• _EXERCISE INPUT_
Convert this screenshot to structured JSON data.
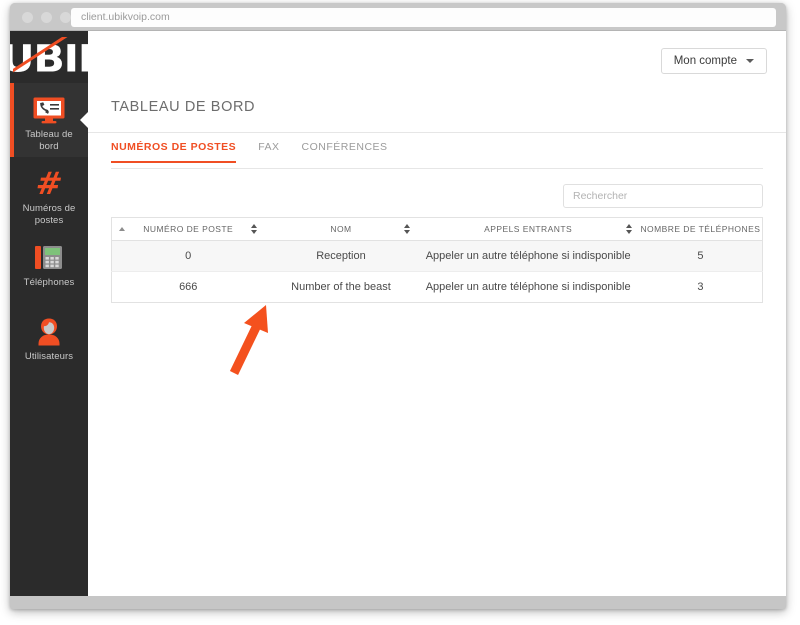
{
  "browser": {
    "url": "client.ubikvoip.com",
    "traffic_lights": [
      "close-button",
      "minimize-button",
      "maximize-button"
    ]
  },
  "brand": {
    "logo_text": "UBIK",
    "accent_color": "#f04e23",
    "sidebar_color": "#2b2b2b"
  },
  "sidebar": {
    "items": [
      {
        "label": "Tableau de bord",
        "icon": "dashboard-monitor-icon",
        "active": true
      },
      {
        "label": "Numéros de postes",
        "icon": "hash-icon",
        "active": false
      },
      {
        "label": "Téléphones",
        "icon": "desk-phone-icon",
        "active": false
      },
      {
        "label": "Utilisateurs",
        "icon": "user-avatar-icon",
        "active": false
      }
    ]
  },
  "header": {
    "account_label": "Mon compte",
    "account_caret": "chevron-down-icon"
  },
  "main": {
    "page_title": "TABLEAU DE BORD",
    "tabs": [
      {
        "label": "NUMÉROS DE POSTES",
        "active": true
      },
      {
        "label": "FAX",
        "active": false
      },
      {
        "label": "CONFÉRENCES",
        "active": false
      }
    ],
    "search": {
      "placeholder": "Rechercher",
      "value": ""
    },
    "table": {
      "columns": [
        {
          "label": "NUMÉRO DE POSTE",
          "sortable": true,
          "sorted": true
        },
        {
          "label": "NOM",
          "sortable": true,
          "sorted": false
        },
        {
          "label": "APPELS ENTRANTS",
          "sortable": true,
          "sorted": false
        },
        {
          "label": "NOMBRE DE TÉLÉPHONES",
          "sortable": false,
          "sorted": false
        }
      ],
      "rows": [
        {
          "numero": "0",
          "nom": "Reception",
          "appels": "Appeler un autre téléphone si indisponible",
          "telephones": "5"
        },
        {
          "numero": "666",
          "nom": "Number of the beast",
          "appels": "Appeler un autre téléphone si indisponible",
          "telephones": "3"
        }
      ]
    }
  },
  "annotation": {
    "arrow_color": "#f4511e",
    "points_to": "666"
  }
}
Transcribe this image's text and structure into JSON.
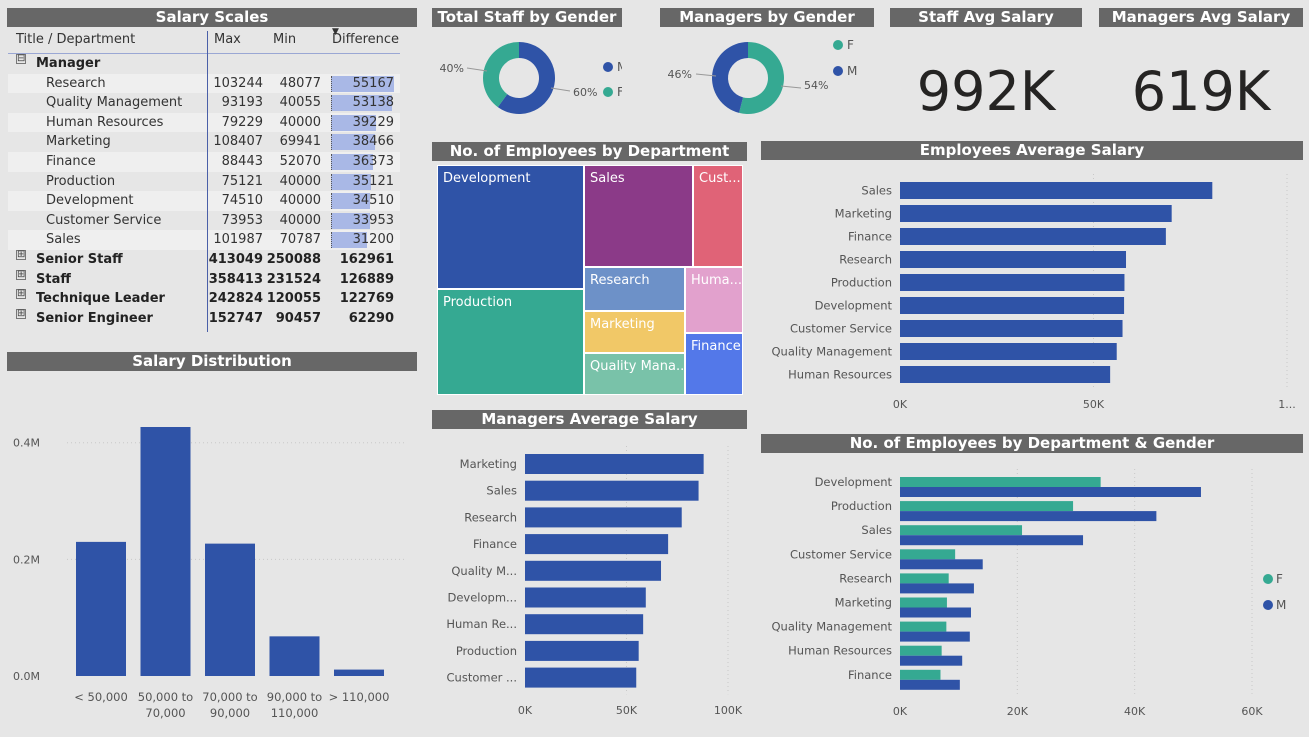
{
  "colors": {
    "blue": "#2f53a7",
    "teal": "#35a992",
    "title_bg": "#676767"
  },
  "salary_scales": {
    "title": "Salary Scales",
    "headers": {
      "name": "Title / Department",
      "max": "Max",
      "min": "Min",
      "diff": "Difference"
    },
    "manager": {
      "label": "Manager",
      "expander": "⊟"
    },
    "manager_children": [
      {
        "name": "Research",
        "max": "103244",
        "min": "48077",
        "diff": "55167",
        "diff_value": 55167
      },
      {
        "name": "Quality Management",
        "max": "93193",
        "min": "40055",
        "diff": "53138",
        "diff_value": 53138
      },
      {
        "name": "Human Resources",
        "max": "79229",
        "min": "40000",
        "diff": "39229",
        "diff_value": 39229
      },
      {
        "name": "Marketing",
        "max": "108407",
        "min": "69941",
        "diff": "38466",
        "diff_value": 38466
      },
      {
        "name": "Finance",
        "max": "88443",
        "min": "52070",
        "diff": "36373",
        "diff_value": 36373
      },
      {
        "name": "Production",
        "max": "75121",
        "min": "40000",
        "diff": "35121",
        "diff_value": 35121
      },
      {
        "name": "Development",
        "max": "74510",
        "min": "40000",
        "diff": "34510",
        "diff_value": 34510
      },
      {
        "name": "Customer Service",
        "max": "73953",
        "min": "40000",
        "diff": "33953",
        "diff_value": 33953
      },
      {
        "name": "Sales",
        "max": "101987",
        "min": "70787",
        "diff": "31200",
        "diff_value": 31200
      }
    ],
    "groups": [
      {
        "name": "Senior Staff",
        "max": "413049",
        "min": "250088",
        "diff": "162961",
        "expander": "⊞"
      },
      {
        "name": "Staff",
        "max": "358413",
        "min": "231524",
        "diff": "126889",
        "expander": "⊞"
      },
      {
        "name": "Technique Leader",
        "max": "242824",
        "min": "120055",
        "diff": "122769",
        "expander": "⊞"
      },
      {
        "name": "Senior Engineer",
        "max": "152747",
        "min": "90457",
        "diff": "62290",
        "expander": "⊞"
      }
    ]
  },
  "kpis": {
    "staff_avg": {
      "title": "Staff Avg Salary",
      "value": "992K"
    },
    "managers_avg": {
      "title": "Managers Avg Salary",
      "value": "619K"
    }
  },
  "chart_data": [
    {
      "id": "total_staff_gender",
      "type": "pie",
      "title": "Total Staff by Gender",
      "slices": [
        {
          "label": "M",
          "value": 60,
          "text": "60%"
        },
        {
          "label": "F",
          "value": 40,
          "text": "40%"
        }
      ],
      "legend": [
        "M",
        "F"
      ]
    },
    {
      "id": "managers_gender",
      "type": "pie",
      "title": "Managers by Gender",
      "slices": [
        {
          "label": "M",
          "value": 46,
          "text": "46%"
        },
        {
          "label": "F",
          "value": 54,
          "text": "54%"
        }
      ],
      "legend": [
        "F",
        "M"
      ]
    },
    {
      "id": "employees_by_department",
      "type": "treemap",
      "title": "No. of Employees by Department",
      "items": [
        {
          "label": "Development",
          "color": "#2f53a7"
        },
        {
          "label": "Production",
          "color": "#35a992"
        },
        {
          "label": "Sales",
          "color": "#8b3a88"
        },
        {
          "label": "Cust...",
          "color": "#e06377"
        },
        {
          "label": "Research",
          "color": "#6d91c8"
        },
        {
          "label": "Huma...",
          "color": "#e2a1cd"
        },
        {
          "label": "Marketing",
          "color": "#f1c867"
        },
        {
          "label": "Quality Mana...",
          "color": "#79c2a9"
        },
        {
          "label": "Finance",
          "color": "#5378e9"
        }
      ]
    },
    {
      "id": "employees_avg_salary",
      "type": "bar",
      "orientation": "horizontal",
      "title": "Employees Average Salary",
      "categories": [
        "Sales",
        "Marketing",
        "Finance",
        "Research",
        "Production",
        "Development",
        "Customer Service",
        "Quality Management",
        "Human Resources"
      ],
      "values": [
        80700,
        70200,
        68700,
        58400,
        58000,
        57900,
        57500,
        56000,
        54300
      ],
      "xlim": [
        0,
        100000
      ],
      "xticks": [
        "0K",
        "50K",
        "1..."
      ]
    },
    {
      "id": "managers_avg_salary",
      "type": "bar",
      "orientation": "horizontal",
      "title": "Managers Average Salary",
      "categories": [
        "Marketing",
        "Sales",
        "Research",
        "Finance",
        "Quality M...",
        "Developm...",
        "Human Re...",
        "Production",
        "Customer ..."
      ],
      "values": [
        88000,
        85500,
        77200,
        70500,
        67000,
        59500,
        58200,
        56000,
        54800
      ],
      "xlim": [
        0,
        100000
      ],
      "xticks": [
        "0K",
        "50K",
        "100K"
      ]
    },
    {
      "id": "salary_distribution",
      "type": "bar",
      "title": "Salary Distribution",
      "categories": [
        "< 50,000",
        "50,000 to 70,000",
        "70,000 to 90,000",
        "90,000 to 110,000",
        "> 110,000"
      ],
      "category_lines": [
        [
          "< 50,000"
        ],
        [
          "50,000 to",
          "70,000"
        ],
        [
          "70,000 to",
          "90,000"
        ],
        [
          "90,000 to",
          "110,000"
        ],
        [
          "> 110,000"
        ]
      ],
      "values": [
        230000,
        427000,
        227000,
        68000,
        11000
      ],
      "ylim": [
        0,
        440000
      ],
      "yticks": [
        "0.0M",
        "0.2M",
        "0.4M"
      ]
    },
    {
      "id": "employees_by_dept_gender",
      "type": "bar",
      "orientation": "horizontal",
      "title": "No. of Employees by Department & Gender",
      "categories": [
        "Development",
        "Production",
        "Sales",
        "Customer Service",
        "Research",
        "Marketing",
        "Quality Management",
        "Human Resources",
        "Finance"
      ],
      "series": [
        {
          "name": "F",
          "values": [
            34200,
            29500,
            20800,
            9400,
            8300,
            8000,
            7900,
            7100,
            6900
          ]
        },
        {
          "name": "M",
          "values": [
            51300,
            43700,
            31200,
            14100,
            12600,
            12100,
            11900,
            10600,
            10200
          ]
        }
      ],
      "xlim": [
        0,
        60000
      ],
      "xticks": [
        "0K",
        "20K",
        "40K",
        "60K"
      ]
    }
  ]
}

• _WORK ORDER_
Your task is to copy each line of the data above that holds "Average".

• _SOLUTION FOR THIS TASK_
      "title": "Employees Average Salary",
      "title": "Managers Average Salary",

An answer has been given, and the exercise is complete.